## Activity
Without any images, output the records below verbatim.

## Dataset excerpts

——————

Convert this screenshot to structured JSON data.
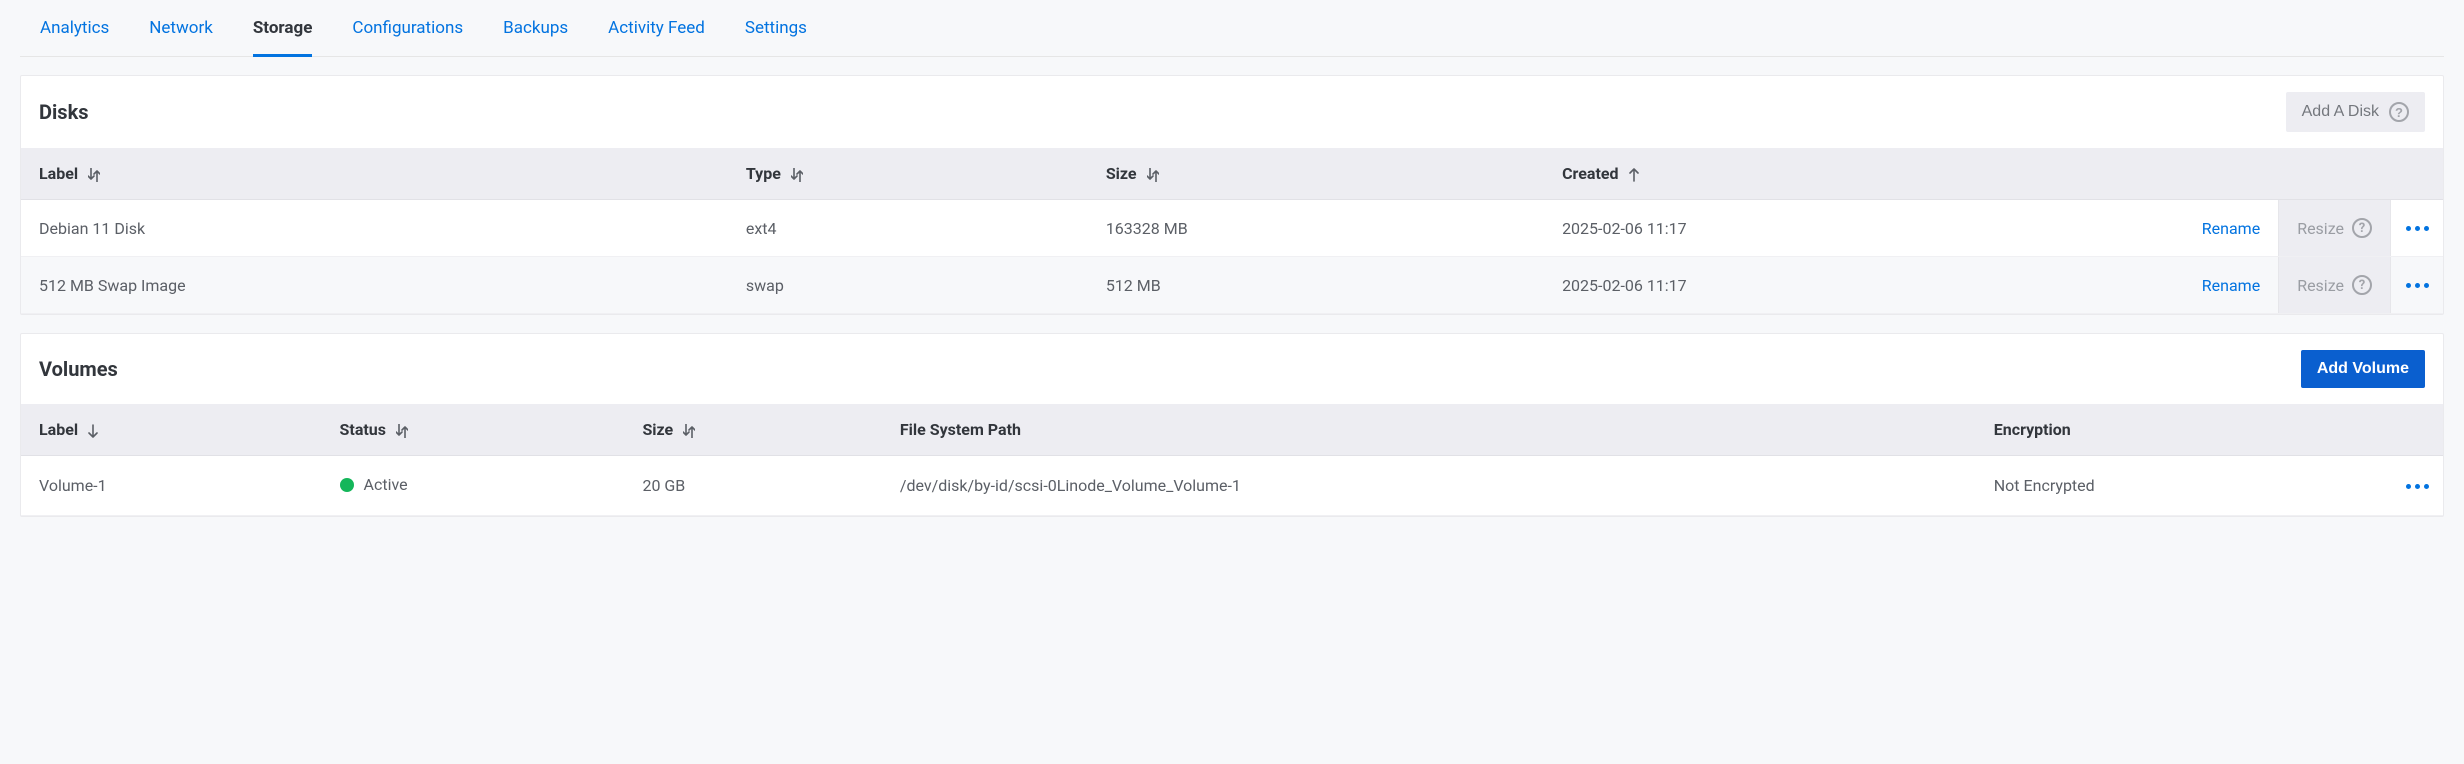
{
  "tabs": [
    {
      "label": "Analytics",
      "active": false
    },
    {
      "label": "Network",
      "active": false
    },
    {
      "label": "Storage",
      "active": true
    },
    {
      "label": "Configurations",
      "active": false
    },
    {
      "label": "Backups",
      "active": false
    },
    {
      "label": "Activity Feed",
      "active": false
    },
    {
      "label": "Settings",
      "active": false
    }
  ],
  "disks": {
    "title": "Disks",
    "add_button": "Add A Disk",
    "columns": {
      "label": "Label",
      "type": "Type",
      "size": "Size",
      "created": "Created"
    },
    "actions": {
      "rename": "Rename",
      "resize": "Resize"
    },
    "rows": [
      {
        "label": "Debian 11 Disk",
        "type": "ext4",
        "size": "163328 MB",
        "created": "2025-02-06 11:17"
      },
      {
        "label": "512 MB Swap Image",
        "type": "swap",
        "size": "512 MB",
        "created": "2025-02-06 11:17"
      }
    ]
  },
  "volumes": {
    "title": "Volumes",
    "add_button": "Add Volume",
    "columns": {
      "label": "Label",
      "status": "Status",
      "size": "Size",
      "path": "File System Path",
      "encryption": "Encryption"
    },
    "rows": [
      {
        "label": "Volume-1",
        "status": "Active",
        "size": "20 GB",
        "path": "/dev/disk/by-id/scsi-0Linode_Volume_Volume-1",
        "encryption": "Not Encrypted"
      }
    ]
  }
}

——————

## Problem solution
Convert this screenshot to structured JSON data.
{
  "tabs": [
    {
      "label": "Analytics",
      "active": false
    },
    {
      "label": "Network",
      "active": false
    },
    {
      "label": "Storage",
      "active": true
    },
    {
      "label": "Configurations",
      "active": false
    },
    {
      "label": "Backups",
      "active": false
    },
    {
      "label": "Activity Feed",
      "active": false
    },
    {
      "label": "Settings",
      "active": false
    }
  ],
  "disks": {
    "title": "Disks",
    "add_button": "Add A Disk",
    "columns": {
      "label": "Label",
      "type": "Type",
      "size": "Size",
      "created": "Created"
    },
    "actions": {
      "rename": "Rename",
      "resize": "Resize"
    },
    "rows": [
      {
        "label": "Debian 11 Disk",
        "type": "ext4",
        "size": "163328 MB",
        "created": "2025-02-06 11:17"
      },
      {
        "label": "512 MB Swap Image",
        "type": "swap",
        "size": "512 MB",
        "created": "2025-02-06 11:17"
      }
    ]
  },
  "volumes": {
    "title": "Volumes",
    "add_button": "Add Volume",
    "columns": {
      "label": "Label",
      "status": "Status",
      "size": "Size",
      "path": "File System Path",
      "encryption": "Encryption"
    },
    "rows": [
      {
        "label": "Volume-1",
        "status": "Active",
        "size": "20 GB",
        "path": "/dev/disk/by-id/scsi-0Linode_Volume_Volume-1",
        "encryption": "Not Encrypted"
      }
    ]
  }
}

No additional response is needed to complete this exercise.